Although some macular dystrophies affecting younger individuals are sometimes referred to as macular degeneration, the term generally refers to age-related macular degeneration (AMD or ARMD).
Age-related macular degeneration begins with characteristic yellow deposits (drusen) in the macula, between the retinal pigment epithelium and the underlying choroid. Most people with these early changes (referred to as age-related maculopathy) have good vision. People with drusen can go on to develop advanced AMD. The risk is considerably higher when the drusen are large and numerous and associated with disturbance in the pigmented cell layer under the macula. Recent research suggests that large and soft drusen are related to elevated cholesterol deposits and may respond to cholesterol-lowering agents.
Through a grant from the United States-Israel Binational Science Foundation, Biomedical Engineering Associate Professor Naomi Chesler will embark upon a new collaborative research project to better understand ...
A simplified anesthesia procedure may enable more widespread use of preoperative testing to demonstrate the cause of airway obstruction in patients with severe sleep apnea, suggests a study in Anesthesia & Analgesia.
A quick and simple procedure that would allow healthcare providers to screen for early signs of oral cancer at little cost has been developed by UTS researchers.
A team of scientists has identified the neurons used in certain types of motion detection—findings that deepen our understanding of how the visual system functions.

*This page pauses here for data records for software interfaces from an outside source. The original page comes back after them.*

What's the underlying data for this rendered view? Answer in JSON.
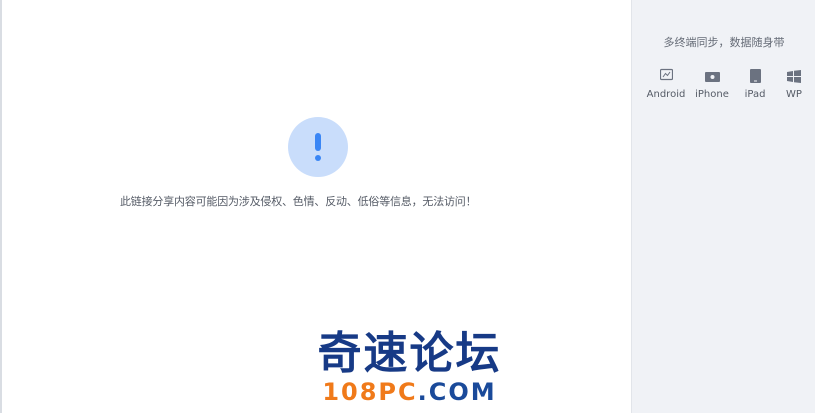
{
  "main": {
    "notice_text": "此链接分享内容可能因为涉及侵权、色情、反动、低俗等信息，无法访问！"
  },
  "sidebar": {
    "title": "多终端同步，数据随身带",
    "platforms": [
      {
        "label": "Android",
        "icon": "android-icon"
      },
      {
        "label": "iPhone",
        "icon": "iphone-icon"
      },
      {
        "label": "iPad",
        "icon": "ipad-icon"
      },
      {
        "label": "WP",
        "icon": "windows-phone-icon"
      }
    ]
  },
  "watermark": {
    "title": "奇速论坛",
    "sub_num": "108PC",
    "sub_txt": ".COM"
  },
  "colors": {
    "accent": "#3a86f5",
    "alert_bg": "#c9ddfb",
    "sidebar_bg": "#f0f2f6",
    "watermark_blue": "#173a86",
    "watermark_orange": "#f07a1a"
  }
}
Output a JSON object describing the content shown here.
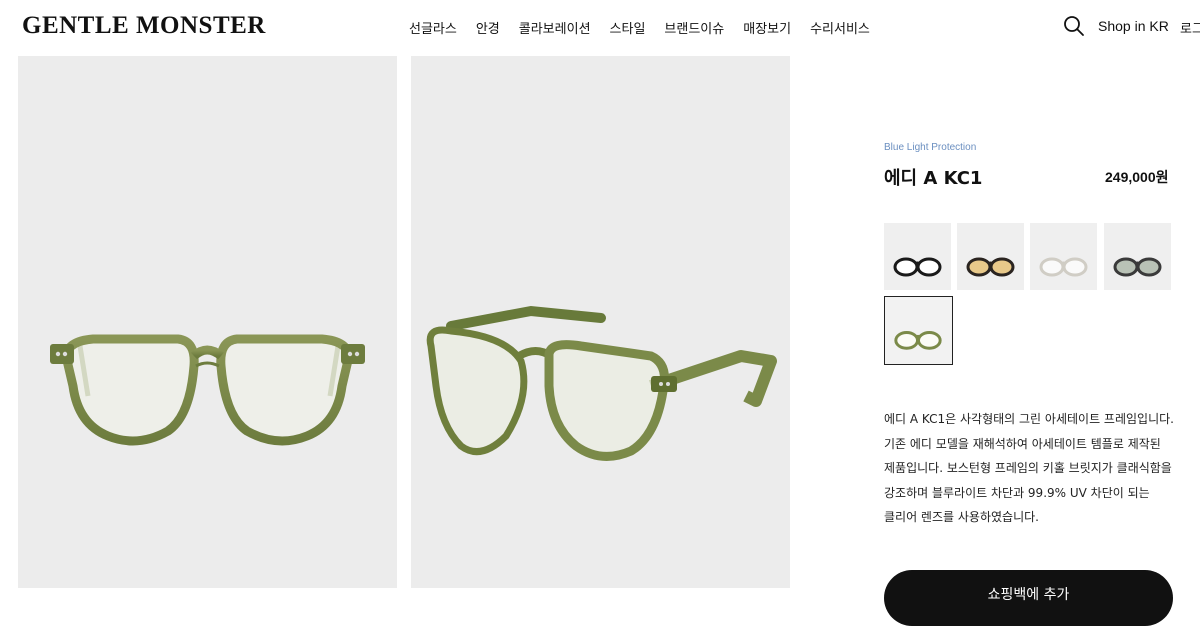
{
  "header": {
    "logo": "GENTLE MONSTER",
    "nav": [
      "선글라스",
      "안경",
      "콜라보레이션",
      "스타일",
      "브랜드이슈",
      "매장보기",
      "수리서비스"
    ],
    "shop": "Shop in KR",
    "login": "로그"
  },
  "product": {
    "tag": "Blue Light Protection",
    "name": "에디 A KC1",
    "price": "249,000원",
    "description": [
      "에디 A KC1은 사각형태의 그린 아세테이트 프레임입니다.",
      "기존 에디 모델을 재해석하여 아세테이트 템플로 제작된",
      "제품입니다. 보스턴형 프레임의 키홀 브릿지가 클래식함을",
      "강조하며 블루라이트 차단과 99.9% UV 차단이 되는",
      "클리어 렌즈를 사용하였습니다."
    ],
    "cta": "쇼핑백에 추가",
    "swatches": [
      {
        "color": "#1a1a1a",
        "lens": "#ffffff"
      },
      {
        "color": "#2a2420",
        "lens": "#e8c98a"
      },
      {
        "color": "#d9d6cf",
        "lens": "#ffffff"
      },
      {
        "color": "#3a3a3a",
        "lens": "#b9c2b6"
      },
      {
        "color": "#7a8550",
        "lens": "#ffffff"
      }
    ]
  },
  "colors": {
    "frame_green": "#7b8a49",
    "frame_dark_green": "#5b6a35",
    "accent": "#6b8fc0"
  }
}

U of T researchers have found a missing link that helps to explain how ALS, one of the world's most feared diseases, paralyses and ultimately kills its victims. The breakthrough is helping them trace a path to a treatment ...
The National Research Council Monday reaffirmed that styrene - the key chemical component of foam cups and other food service items - may cause cancer in people.

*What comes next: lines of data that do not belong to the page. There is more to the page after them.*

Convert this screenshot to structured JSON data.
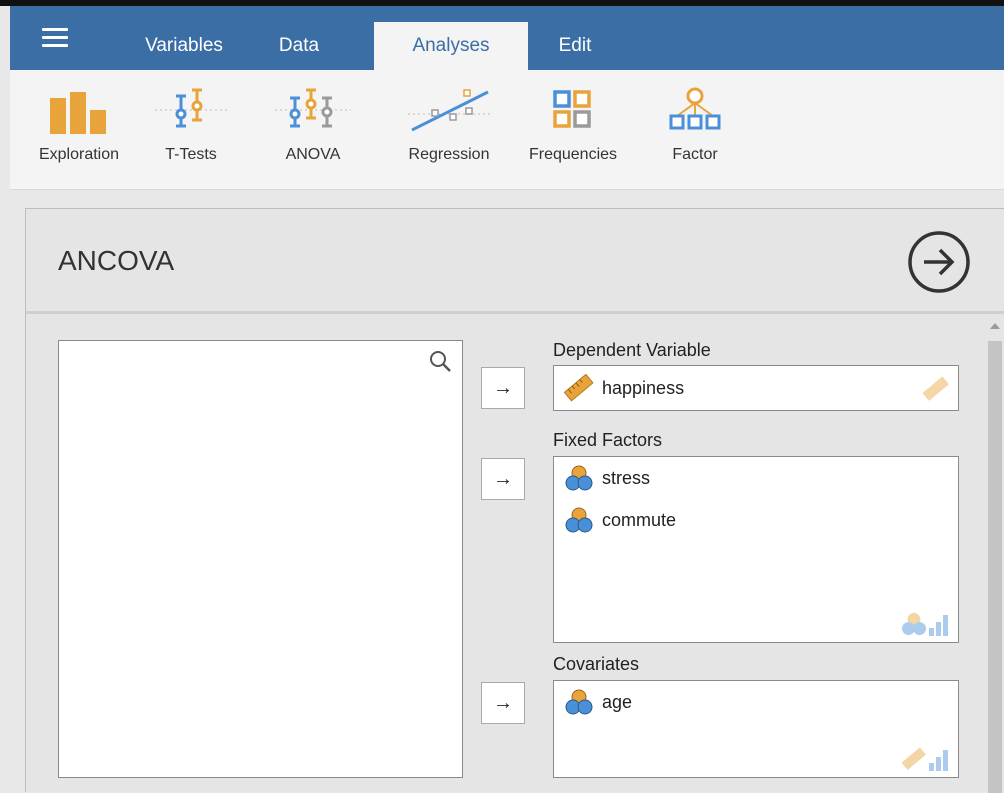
{
  "menu": {
    "tabs": [
      {
        "label": "Variables"
      },
      {
        "label": "Data"
      },
      {
        "label": "Analyses"
      },
      {
        "label": "Edit"
      }
    ]
  },
  "ribbon": {
    "items": [
      {
        "label": "Exploration",
        "icon": "exploration-icon"
      },
      {
        "label": "T-Tests",
        "icon": "t-tests-icon"
      },
      {
        "label": "ANOVA",
        "icon": "anova-icon"
      },
      {
        "label": "Regression",
        "icon": "regression-icon"
      },
      {
        "label": "Frequencies",
        "icon": "frequencies-icon"
      },
      {
        "label": "Factor",
        "icon": "factor-icon"
      }
    ]
  },
  "panel": {
    "title": "ANCOVA",
    "dependent": {
      "label": "Dependent Variable",
      "items": [
        {
          "name": "happiness",
          "icon": "continuous-ruler-icon"
        }
      ]
    },
    "fixed_factors": {
      "label": "Fixed Factors",
      "items": [
        {
          "name": "stress",
          "icon": "nominal-circles-icon"
        },
        {
          "name": "commute",
          "icon": "nominal-circles-icon"
        }
      ]
    },
    "covariates": {
      "label": "Covariates",
      "items": [
        {
          "name": "age",
          "icon": "nominal-circles-icon"
        }
      ]
    },
    "arrow_glyph": "→"
  },
  "colors": {
    "menubar": "#3b6ea5",
    "accent_orange": "#e8a33a",
    "accent_blue": "#4a90d9"
  }
}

Children diagnosed with depression as preschoolers are likely to suffer from depression as school-age children and young adolescents, new research shows.
Researchers at Karolinska Institutet in Sweden have discovered that stem cells inside the soft tissues of the tooth come from an unexpected source, namely nerves. These findings are now being published in the journal Nature and co ...
(AP)—A $1,000-per-pill drug that insurers are reluctant to pay for has quickly become the treatment of choice for a liver-wasting viral disease that affects more than 3 million Americans.